Well not really, it sounds more like you are being asked to develop mutliple mobile apps for a social network that doesn't exist yet, and some kind of API for the data (maybe?), and possibly all of the backend data infrastructure as well. That concerns me because your clarification seems to actually lack clarity on exactly how large a project this is going to be, or even what a "social network" is.

A social network is created by the people who use the application. The only thing developers can do is make it easier for people to send and receive data through the social network. The heart of the social network is all the data that is shared by the users, not the UI or any of the features. The data is the social network.

But you haven't said where that data will live. You seem pretty focused on the front end, when an application like this is so much about the backend.
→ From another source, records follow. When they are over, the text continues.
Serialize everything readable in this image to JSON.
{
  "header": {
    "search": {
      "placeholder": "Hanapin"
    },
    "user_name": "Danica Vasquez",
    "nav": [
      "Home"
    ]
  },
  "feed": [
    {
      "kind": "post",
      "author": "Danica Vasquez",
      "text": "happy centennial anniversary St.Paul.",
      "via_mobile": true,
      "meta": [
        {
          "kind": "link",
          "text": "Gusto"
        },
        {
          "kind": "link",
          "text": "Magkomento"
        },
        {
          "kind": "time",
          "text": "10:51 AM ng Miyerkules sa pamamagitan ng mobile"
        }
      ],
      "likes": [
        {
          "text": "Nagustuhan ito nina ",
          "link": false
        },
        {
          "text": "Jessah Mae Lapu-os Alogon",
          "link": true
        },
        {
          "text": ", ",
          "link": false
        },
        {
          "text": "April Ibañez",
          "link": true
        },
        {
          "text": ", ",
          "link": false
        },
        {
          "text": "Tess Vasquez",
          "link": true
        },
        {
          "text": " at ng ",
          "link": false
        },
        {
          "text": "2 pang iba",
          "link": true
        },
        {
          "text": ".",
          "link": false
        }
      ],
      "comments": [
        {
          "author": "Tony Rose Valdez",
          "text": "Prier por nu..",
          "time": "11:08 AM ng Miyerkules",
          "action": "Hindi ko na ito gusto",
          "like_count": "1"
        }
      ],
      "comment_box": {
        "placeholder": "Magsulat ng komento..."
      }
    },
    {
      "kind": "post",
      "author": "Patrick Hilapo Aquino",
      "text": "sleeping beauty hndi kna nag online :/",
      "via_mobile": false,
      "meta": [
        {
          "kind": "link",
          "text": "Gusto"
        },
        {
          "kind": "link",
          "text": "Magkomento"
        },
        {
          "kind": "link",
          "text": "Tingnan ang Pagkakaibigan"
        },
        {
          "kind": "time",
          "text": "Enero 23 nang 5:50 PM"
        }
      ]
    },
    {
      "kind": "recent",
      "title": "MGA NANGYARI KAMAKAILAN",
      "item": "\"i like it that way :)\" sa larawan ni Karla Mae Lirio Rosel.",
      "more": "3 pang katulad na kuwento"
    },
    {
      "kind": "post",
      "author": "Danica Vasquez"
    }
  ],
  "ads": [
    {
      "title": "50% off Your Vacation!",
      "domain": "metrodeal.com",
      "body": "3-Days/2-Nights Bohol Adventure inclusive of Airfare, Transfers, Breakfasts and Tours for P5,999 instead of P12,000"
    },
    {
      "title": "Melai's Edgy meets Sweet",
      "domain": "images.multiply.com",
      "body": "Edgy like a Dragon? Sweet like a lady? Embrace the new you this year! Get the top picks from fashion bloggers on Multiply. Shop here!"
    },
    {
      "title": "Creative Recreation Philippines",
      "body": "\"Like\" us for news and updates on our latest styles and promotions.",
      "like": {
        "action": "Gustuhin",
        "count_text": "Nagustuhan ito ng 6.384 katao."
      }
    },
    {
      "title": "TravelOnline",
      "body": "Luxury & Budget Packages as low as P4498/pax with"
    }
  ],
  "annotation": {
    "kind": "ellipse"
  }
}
Facebook does not maintain warehouses full of servers to run the UI (the UI runs in your phone just fine), they need those servers to serve data to the UI. It's the data that is the real challenge, and I get the sense that it's no more than an afterthought in your description of the "stack". I don't see a single mention of any kind of database in this entire post. That should concern you.

Where are you going to store and serve all those photos from? Is that going to be the same database that stores messages between users? Who is going to maintain the backend as the social network grows from 10 users to 1000 users? What is your backup solution for all this data? What are your reliability constraints?

These data maintenance and data scaling issues will not happen "automagically" with a purpose built custom solution. This is a project that requires active maintenance, and a set of feature release cycles and growth stages that could be measured on the order of many months *if* you had a team of experienced people working on it.

As other people have mentioned, I would seriously reconsider your approach. I understand you want to bill as a developer, not a consultant, and so you have a bias towards building, not buying, but you also have a responsibility to your client to give them the best solution possible. Unfortunately I think your suitability for this project as a builder is called into question from the apparent lack of understanding of the scale of this project. It's not really about the stack here at all, it's about scope. And the scope is crazy.

If you could find a way, as someone else suggested, to put on your "consultant hat" I think everyone would be happier in the long run. I apologize if I'm selling your development abilities short based on the limited information in your post, and there's nothing wrong with taking on big projects and shooting for the stars, but I think you are seriously underestimating how difficult a project like this will be, especially for a solo developer, and I believe it will be beneficial to your long term mental and professional health to take a step back for a minute here and reconsider your strategy for success.
posted by grog at 12:02 PM on March 20 [2 favorites]


I believe it will be beneficial to your long term mental and professional health to take a step back for a minute
this.

it would be really easy to walk this back, too. after some initial soundings from experienced peers, this is a pretty high-risk approach. we are much more likely to satisfy the organization with lower risk, lower expense, and shorter timeline if we implement off-the-shelf-product. and i can spend development hours fine tuning and customizing.

do *that* right, and they become solid customers for life.
posted by j_curiouser at 12:36 PM on March 20 [2 favorites]


If you choose to go the dangerous route of questioning your client’s assumptions, here’s an in-depth guide on how to talk about software risk. It assumes you’re staff rather than a contractor, so one outcome may be to talk yourself out of a job.
posted by migurski at 12:54 PM on March 20


« Older When I grow up I want to be: a director of...   |   A Seattle jacket Newer »

You are not logged in, either login or create an account to post comments